Film as the ultimate incarnation of the art of the 20 century, reached its highest point in the 70s and peaked before the century was over. It influenced other forms of expression, especially Visual Art, and that is well manifested in "October 18, 1977." Images are edited as a movie; cuts, one sequence following the other. Rhythm is materialized in the placement and different sizes of canvases in the space. Color of the paintings is monochrome dark gray, like a black and white movie. Story that is told is a documentary of tragic and traumatic events in 70s Germany, with deep political consequences, based on cold photographic documentation from police files and newspapers. It's a personal, humanizing film, something on the line of a Fassbinder movie, at first glance looking dispassionate, cruel and removed. As Fassbinder was fascinated with Warhol and America, so was he and other German and European artist, including Beuys. In this paintings he is mimicking mechanical reproduction of Warhol silk-screens and he is follow him thematically, replacing American icons( Merlin, Jacky O, Patty Hirst ...} and iconographical American tragedies (car crashes, electric chairs, police mug shots ... ) with a symbolical German one. The interesting twist is that he is using instead of the direct silkscreen print, to come to the similar impact, oil paints on linen and careful time consuming soft brush work.
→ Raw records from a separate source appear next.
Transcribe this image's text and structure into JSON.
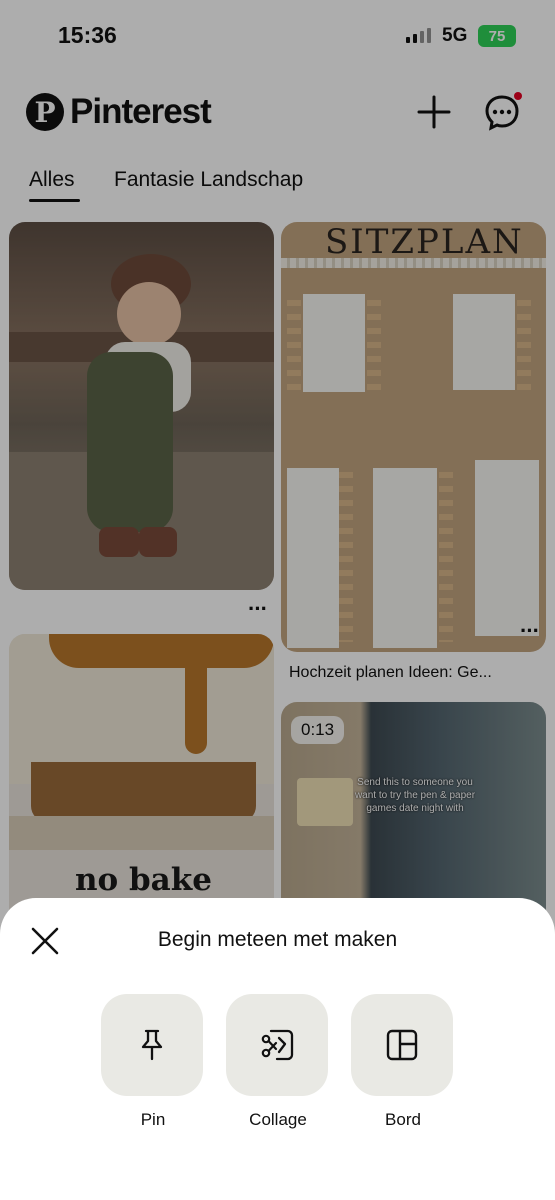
{
  "status_bar": {
    "time": "15:36",
    "network": "5G",
    "battery": "75"
  },
  "header": {
    "logo_text": "Pinterest",
    "icons": [
      "plus-icon",
      "chat-icon"
    ],
    "notification_color": "#e60023"
  },
  "tabs": [
    {
      "label": "Alles",
      "active": true
    },
    {
      "label": "Fantasie Landschap",
      "active": false
    }
  ],
  "feed": {
    "card_plan": {
      "sign_text": "SITZPLAN",
      "caption": "Hochzeit planen Ideen: Ge..."
    },
    "card_cake": {
      "title": "no bake"
    },
    "card_video": {
      "duration": "0:13",
      "caption": "Send this to someone you want to try the pen & paper games date night with"
    },
    "more_label": "···"
  },
  "sheet": {
    "title": "Begin meteen met maken",
    "options": [
      {
        "label": "Pin",
        "icon": "pushpin-icon"
      },
      {
        "label": "Collage",
        "icon": "collage-scissors-icon"
      },
      {
        "label": "Bord",
        "icon": "board-layout-icon"
      }
    ]
  },
  "colors": {
    "overlay": "rgba(0,0,0,0.32)",
    "tile_bg": "#e9e9e4",
    "battery": "#2fd158"
  }
}
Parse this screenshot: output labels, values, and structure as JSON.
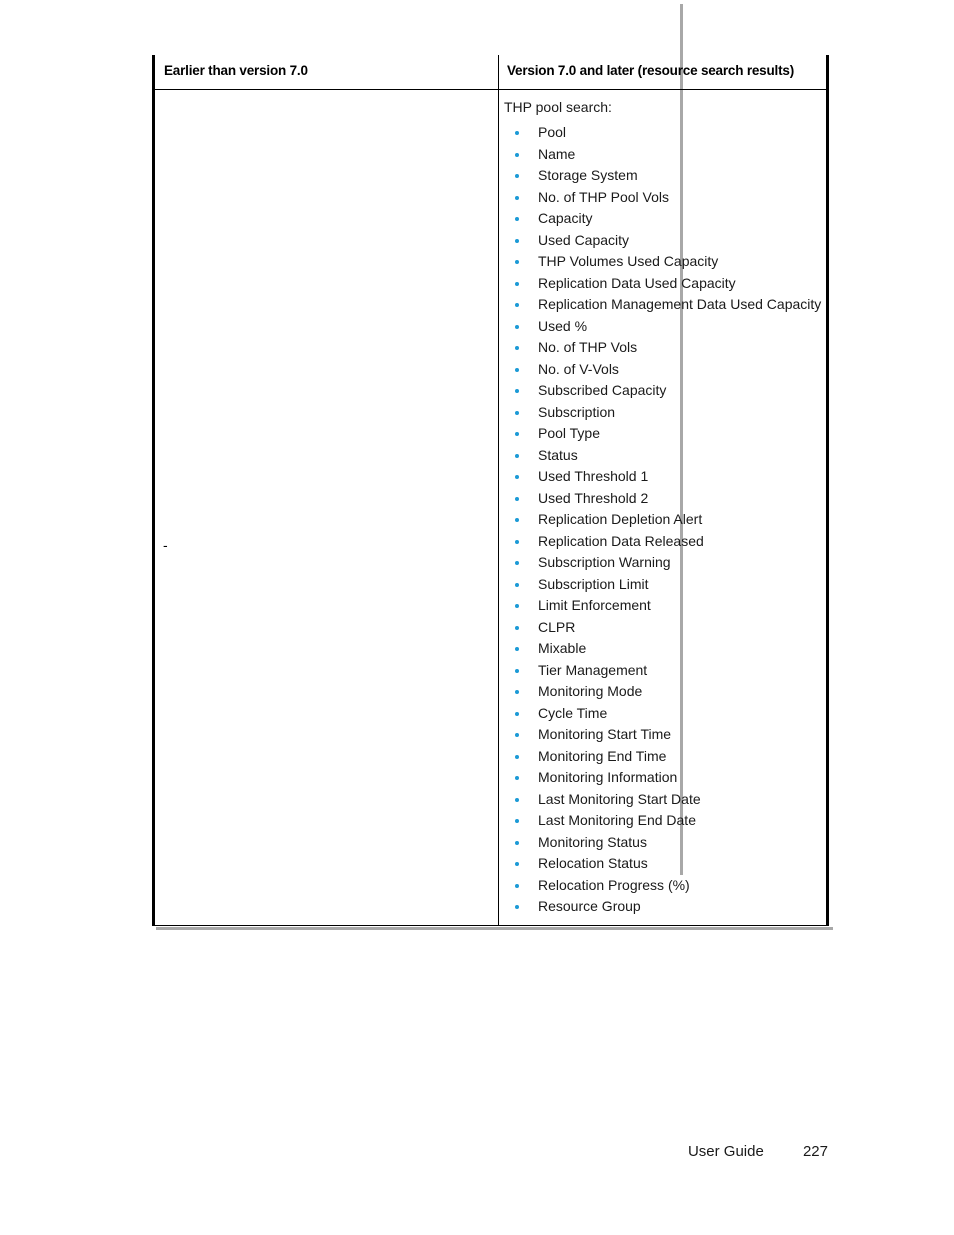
{
  "page": {
    "footer_label": "User Guide",
    "page_number": "227",
    "bullet_color": "#1b9ad6"
  },
  "table": {
    "headers": {
      "left": "Earlier than version 7.0",
      "right": "Version 7.0 and later (resource search results)"
    },
    "left_cell": {
      "marker": "-"
    },
    "right_cell": {
      "intro": "THP pool search:",
      "items": [
        "Pool",
        "Name",
        "Storage System",
        "No. of THP Pool Vols",
        "Capacity",
        "Used Capacity",
        "THP Volumes Used Capacity",
        "Replication Data Used Capacity",
        "Replication Management Data Used Capacity",
        "Used %",
        "No. of THP Vols",
        "No. of V-Vols",
        "Subscribed Capacity",
        "Subscription",
        "Pool Type",
        "Status",
        "Used Threshold 1",
        "Used Threshold 2",
        "Replication Depletion Alert",
        "Replication Data Released",
        "Subscription Warning",
        "Subscription Limit",
        "Limit Enforcement",
        "CLPR",
        "Mixable",
        "Tier Management",
        "Monitoring Mode",
        "Cycle Time",
        "Monitoring Start Time",
        "Monitoring End Time",
        "Monitoring Information",
        "Last Monitoring Start Date",
        "Last Monitoring End Date",
        "Monitoring Status",
        "Relocation Status",
        "Relocation Progress (%)",
        "Resource Group"
      ]
    }
  }
}
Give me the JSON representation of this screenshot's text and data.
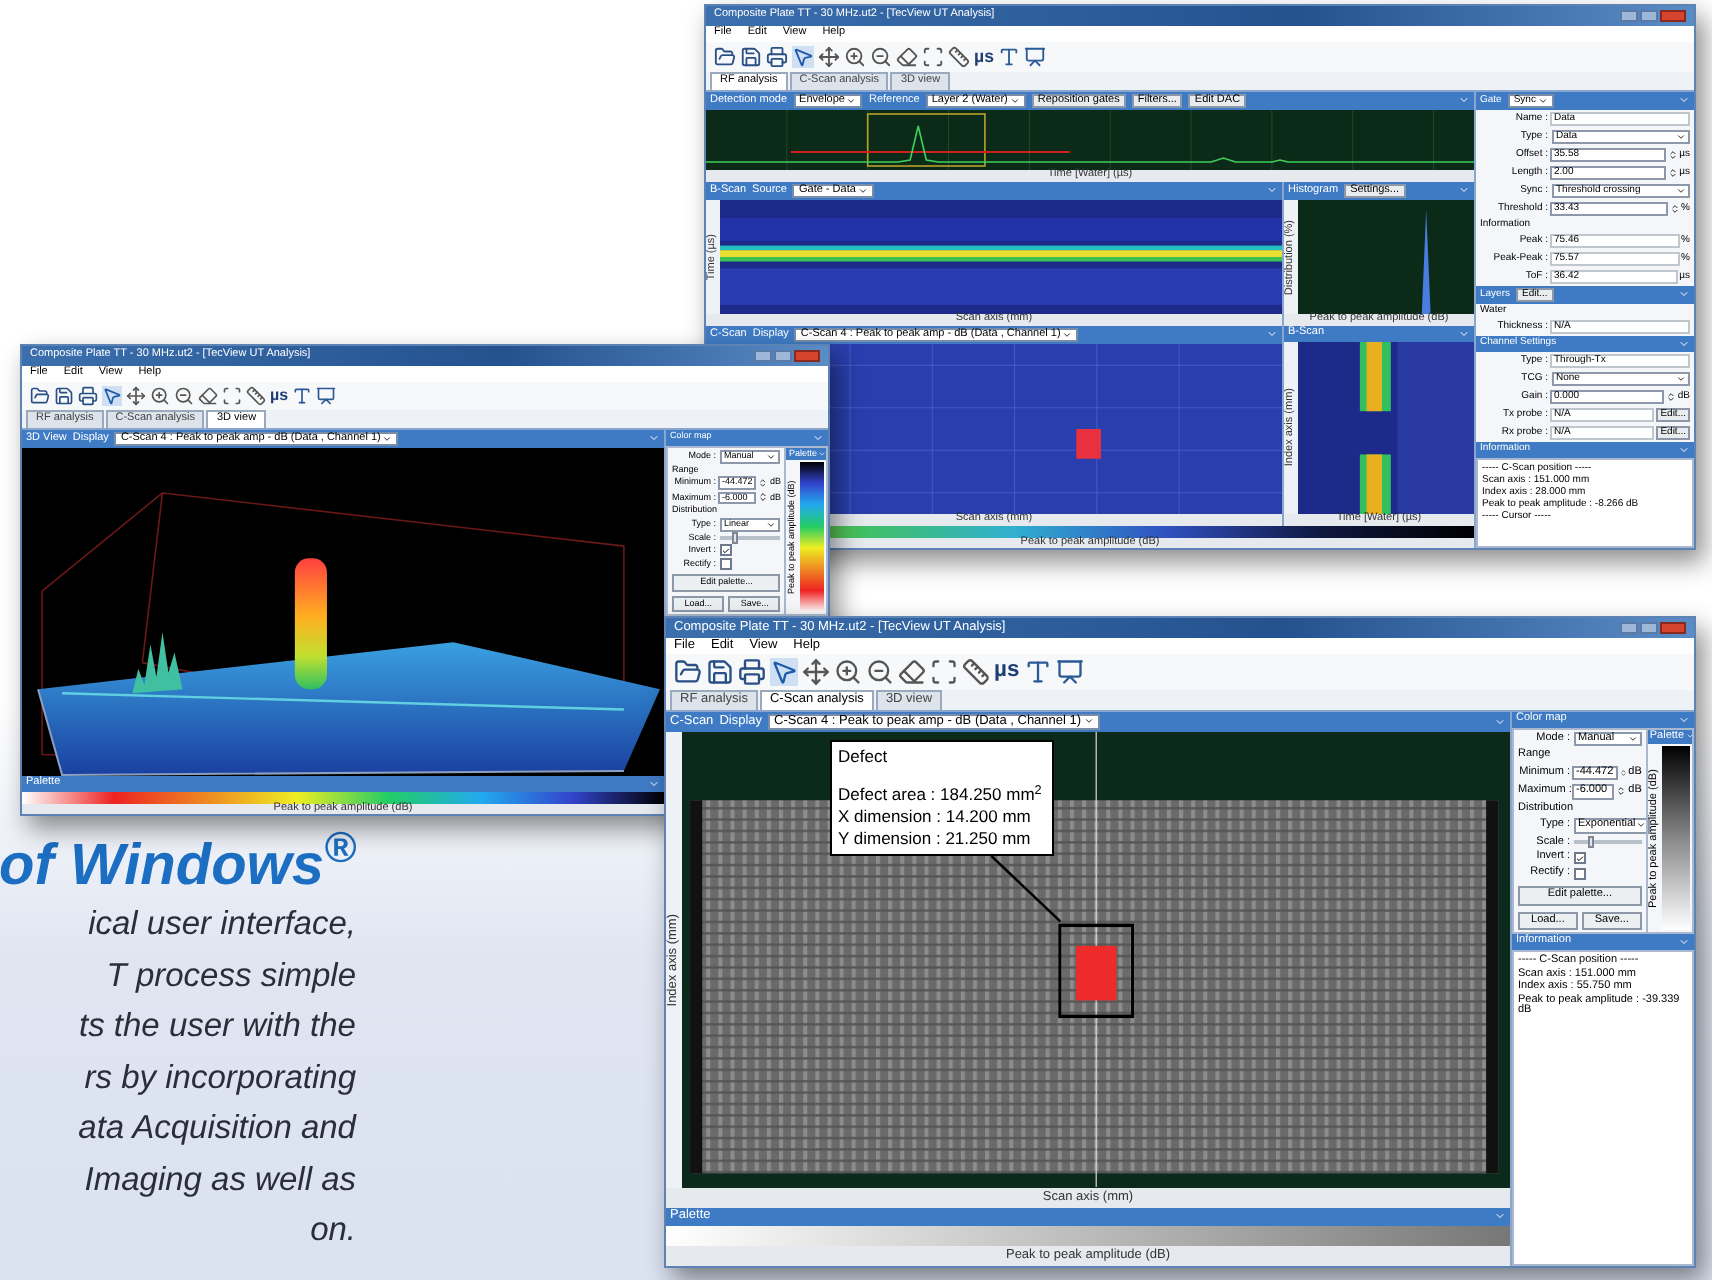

Why were those events he is describing so important to GR?. How do they relate to our time? GR with his stately and often very spectacular art is in a way very reassuring artist, confirming that art has still high cultural ambition and in this way with his mastery and high minded topics in an inside out inversion of progressive and simultaneously conservative stand, is producing highly priced and sought after marketable art objects. Politically his work is far of being radical, so why is he eulogizing the Bader Maincof group, that committed acts of violence against targets, that they identified as the symbols of oppressive capitalism. Fascist terror groups at that time in Europe, especially in Italy, targeted innocents in mass massacres in squares, trains, etc, with horrific acts of violence, not unlike Iraq, with the goal to destabilize civil society and bring in right wing military coup. One reason he was attracted to this subject matter could be, that even in their extreme, the romantic idea of youth fighting and being sacrificed for their idealistic believes, in a struggle for a just future, has an enduring appeal and explores the long tradition in Western art of historical paintings immortalizing acts of bravery, struggle and death; Goya's execution of Spanish resistance fighters by the French, David's "The Death of Marat", Picassos Guernica among many examples. There is also the long Christian tradition, starting with crucifixion and through art history, numerous representations of saints dying and sacrificing themselves, or images from Bible of violence and death, like the intense image of Caravaggios "The sacrifice of Isac." He is working with and reinterpreting the Western cannon of large scale historical and religious paintings. The other reason, since the work was produced in 1988, was a cautionary tale of the future that came to pass. Politically in Germany and Italy with it's Red Brigades in late 70s, the state and politicians used cynically the excuse of fighting terrorism (RAF in Germany the topic of this work) to crash civil liberties, opposition and nascent youth and civil society. Those groups were isolated and manipulated on the margins, with no connection to lively (especially in Italy) student movements and other progressive parts of society. Example of this crack dawn were the raids by police in Italy on independent papers and radio stations and universities. In Germany the state in an infamous act, started to do political checks on teachers, preventing left leaning to be hired. The damage done was severe with long lasting consequences on the civil society. The parallel to were this work is coming from and relevance of these paintings in our age of permanent war on terrorism is obvious, the civil liberties can go out of the window incredibly fast. These are history paintings in action.